There are few things that make a gear heads heart skip a beat like the two words “vintage gear”. There is something about the sounds, smell and appearances of musical equipment of yester-year that make us feel giddy and nostalgic. So when my friend and long- time client Paul Feltman contacted me, I knew something cool was coming my way.
Paul who is the guitarist and founding member of the band “The 18 Wheelers” (www.18wheelers.org) is a huge vintage gear fanatic and collector of vintage guitars. His collection ranges from Telecasters, to Les Pauls and everything in between, including a pretty retro Sears Silvertone with original amp case and a 80s Van Halen Charvel replica. Paul had been holding onto a 1953 Gibson GA-20 amplifier for some time waiting for someone to get it back into functioning order. The amp had been purchased along with a 1960s ES-330 and had been previously serviced rather poorly. Paul contacted me and we went ahead and got her sounding like she deserved. Follow me in my journey as I restore a legend and piece of history.
The Gibson GA-20 was produced in various configurations between 1950 and 1961. Our specific model was advertised producing 12-14 watts powered by two 6V6 tubes in the power section, and two 6SJ7 tubes in the preamp section. The rectifier section houses a 5Y3 while the phase inverter is a 6SL7. The speaker is a Jensen p12r which sounds nice and twangy on a single coil pick up, and thick and creamy on a humbucker. The sound this amp produces inspires a guitarist to run nothing between it and their guitar except a cable to link the two. The GA-20 isthe sound I hear in my head when someone refers to vintage amp tone. It overdrives easily and breaks up exactly where you want it to. Add a little reverb and like Paul says, you enter tone heaven.
After making arrangements with Paul I brought her home and quickly began diagnosing issues. The initial look over left me speechless. There were wires everywhere! Caps had been moved around, resistors were bloated and the original filter caps had been replaced with newer Sprague atom caps, and even that had been twenty years ago. This poor little amp was in despair and in need of some serious tender love and care. I pulled my fluke meter and scope out and began tracing components in the schematic. I quickly discovered a few things. The first of the problems was that the previous tech had pretty much wired a separate input into the amp and tried to bypass the input jacks all together. I don’t understand why, as the original inputs worked just fine, regardless of capacitor and tube degradation. I removed the input he installed and excess wire and when ahead and slowly powered her up with a Variac. Low and behold we had a sound! You could tell she needed service, but she was functioning properly.
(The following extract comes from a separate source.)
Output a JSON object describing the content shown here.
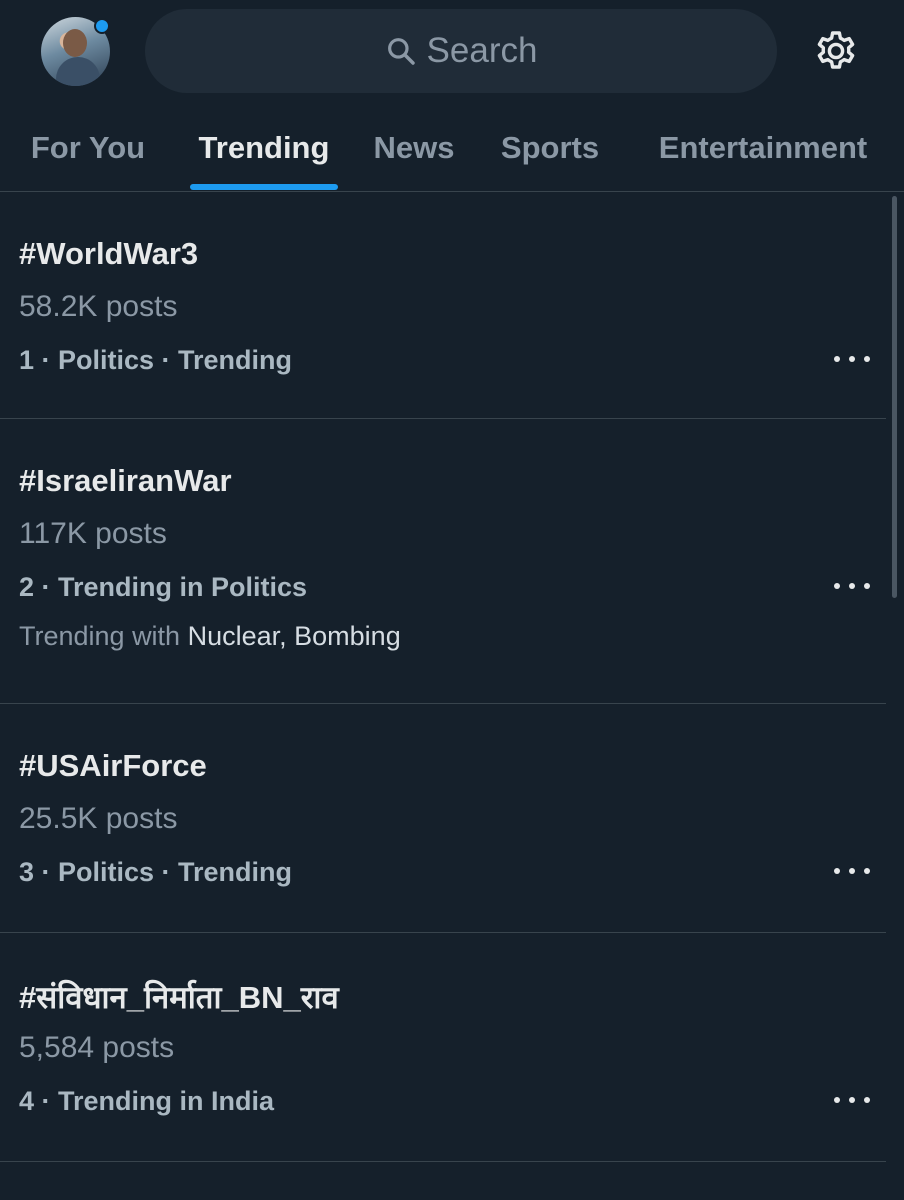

I went ahead and measured capacitance on the removed filter caps and noticed they had floated. I repeated the procedure with every cap, and resistor in the amp. After determining what had to be replaced I made a list. All the filter caps were replaced with new Sprague atom caps, along with many of the carbon resistors that had bloated and cracked. The cataloging was tedious, but well worth it. The original grey tiger tone caps were replaced with proper value Mallory caps, which were scoped and measured to be installed in the correct orientation. The original Jensen p12r was removed and stored carefully and replaced with a reproduction p12r from none other than Jensen. The potentiometers were carefully cleaned, along with all the inputs. The output transformer was tested, and confirmed was working correctly. The output transformer was also relocated beside the new speaker as opposed to being mounted right on the speaker. All the burnt out tubes were replaced with new old stock, except the power tubes which we replaced with Mullard 6V6 units. For safety reasons we went ahead and replaced the 2 prong power cord with a modern 3 prong grounded cord. To add the finishing touch, we had a new leather handle and mounted it using brass screws which will age as gracefully as every other component had.
With all the components in place and grounding double checked, we plugged our little GA20 into a Variac and slowly powered it up. As expected there was not a single issue. She powered right up, and as soon as those tubes warmed up we were in “tone heaven”. The clean sounds were bright and chimey, the overdriven break up sounded like something right off a 50s record, and everything we did to it surprised us further and further. We had resurrected a living legend. This amplifier which had been produced over sixty years ago was alive and well. We called Paul up and arranged delivery. As soon as he plugged it in and heard what came out a huge grin took over his face. He looked at me and said “man, what a great tone”. Those four words are always enough to justify my hard work and attention to detail.